Ultimately, like other biographers, Addison assesses Churchill on his record as a wartime leader. It is a record that is far from unblemished. Addison recounts Churchill’s lack of strategic knowledge and negligible understanding of the relative importance of different theatres of war. Churchill also vastly overestimated his influence on Roosevelt and Stalin, a diplomatic error of judgment that owed much to overstating Britain’s global position. Most seriously, Addison recounts the post-war historical dismantling of the version of events Churchill had presented, via carefully selected documents, in his six-volume The Second World War. In those volumes, there was no mention of Cabinet discussions for a compromise peace with Nazi Germany, nor was the strategic bombing of German cities fully revealed and explained. Political differences between the United States and Britain were underplayed, and foreign policy differences between Churchill and his predecessors exaggerated.
Historical research has altered many misconceptions and misinterpretations, but the most powerful early blow against Churchill was the publication of the Alanbrooke diaries between 1957 and 1959 which destroyed the “façade of statesmanship” Churchill had erected (p. 242). Criticism of Churchill (and corresponding praise for Chamberlain) has become more voluble over time, with the hagiography of the immediate post-war period superseded by a far more rigorous research agenda. The decisions made by Churchill, how he conducted the war, and whether there were any viable alternatives to war, are now all legitimate historical questions, and subject to scrutiny and debate. Churchill’s legacy has never been more highly contested. Yet, as Addison convincingly argues, identification and acknowledgment of Churchill’s failures does not necessarily negate or detract from his successes but by contributing towards a fuller and more accurate portrayal of the man, leads us closer to historical truth.
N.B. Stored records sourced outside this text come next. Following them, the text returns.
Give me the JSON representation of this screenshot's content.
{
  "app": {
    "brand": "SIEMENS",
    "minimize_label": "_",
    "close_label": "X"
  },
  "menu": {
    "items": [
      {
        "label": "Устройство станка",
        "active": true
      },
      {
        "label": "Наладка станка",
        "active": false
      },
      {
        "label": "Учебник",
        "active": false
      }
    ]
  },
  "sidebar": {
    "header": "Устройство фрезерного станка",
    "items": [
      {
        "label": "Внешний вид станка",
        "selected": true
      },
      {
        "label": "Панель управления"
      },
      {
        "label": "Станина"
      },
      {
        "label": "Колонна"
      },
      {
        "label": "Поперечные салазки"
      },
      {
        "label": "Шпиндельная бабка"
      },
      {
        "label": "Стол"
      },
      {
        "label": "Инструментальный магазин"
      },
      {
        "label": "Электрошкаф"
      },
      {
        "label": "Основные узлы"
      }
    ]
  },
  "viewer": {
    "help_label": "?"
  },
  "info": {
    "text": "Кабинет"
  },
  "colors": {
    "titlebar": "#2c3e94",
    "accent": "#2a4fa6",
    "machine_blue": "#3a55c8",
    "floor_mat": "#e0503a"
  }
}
Given his importance to later revisionist accounts of Churchill, it is somewhat ironic that in 1943 Viscount Alanbrooke doubted if any future historian would be able “to paint Winston in his true colours.” (p. 183) Addison’s knowledge of the man leaves him well-placed to perform this task, for his thorough reading of Churchillian historiography is fully apparent, and excellent scholarship combine with lively, precise, and engaging prose to produce a very fine short biography. With a competent blend of narrative and analysis, the book is succinct, analytical, and informative, and most useful as a primer for those relatively unversed in Churchill’s life. Addison’s even-handed approach does not conceal or understate Churchill’s character flaws and political mistakes, and he wisely suggests that “overpowering egotism was the source of his greatest achievements as well as his biggest failures”(p. 81). Judicious to the last, Addison commendably concludes by viewing Churchill as “a hero with feet of clay” (p. 254), which is surely a fitting status for a politically cynical age.
Gordon Bannerman is a professor in the Business department at the University of Guelph-Humber.